As a devotee of handwritten notes, I have quite a bit of experience flipping through my Post-its wondering things like, “Is that a sentence?” and “What word could that possibly have been?”
Life may be a little simpler for typing enthusiasts, but the fact remains: when we try to take notes on a dynamic conversation, something gets lost in translation. And in business, this can mean lost productivity.
If you’ve ever spent a little too much time working out whether that letter’s a “g” or a “q”, we’ve got you covered! GoToMeeting lets you record your online sessions, so you can always go back to the source.
3 Ways to Make Recordings Work for You
Here are three ways you can put recordings to work for your team to get the most value from every online discussion.
1. Spread your thought leadership
When you’ve put hours of preparation and hundreds of marketing dollars into a webinar, you want to extend its reach.
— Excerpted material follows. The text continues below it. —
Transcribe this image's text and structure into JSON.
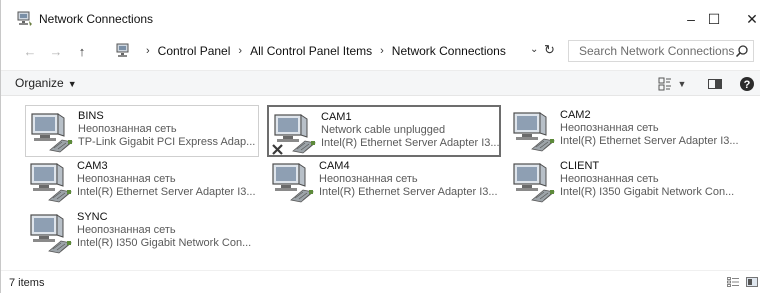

Post a recording of your presentation online and email it to anyone who missed the live event to stretch its value.
2. Trash stale training scripts
With recorded sales demonstrations and customer calls, you can pass learning from your rockstar employees to new team members using authentic scenarios. Better yet, record new employees’ calls and play them back for review! Nothing makes training come alive like custom feedback.
3. Unburden your trainers
You want your team to learn from your brightest employees and from industry experts, but scheduling frequent sessions can be time-consuming for top performers and expensive for your company. Record training sessions so that your employees can refer to them again and again.
Bonus Tips: 3 Ways to Optimize Recordings
Sold? Great! But you’re not done yet. Now, try to make the most of those recordings. Here are three best practices that will ensure you create recordings that’ll be put to good use:
1. Don’t catch attendees by surprise
Let everyone know that your meeting or presentation will be recorded from the start.
2. Embrace repetition
Make it easy for listeners to follow the conversation after the fact. If you answer questions submitted through chat, or if you take questions from audience members at a live event, repeat the question into your microphone before you answer so it will be clear to anyone who couldn’t attend at the time. If you take a poll, discuss the outcome so it will be clear in the recording, too.
3. Keep the conversation going
Share contact and follow-up information for speakers or participants where you can. People who listen to the recording may have questions that weren’t answered during your discussion and wish to reach out to the appropriate point of contact afterwards.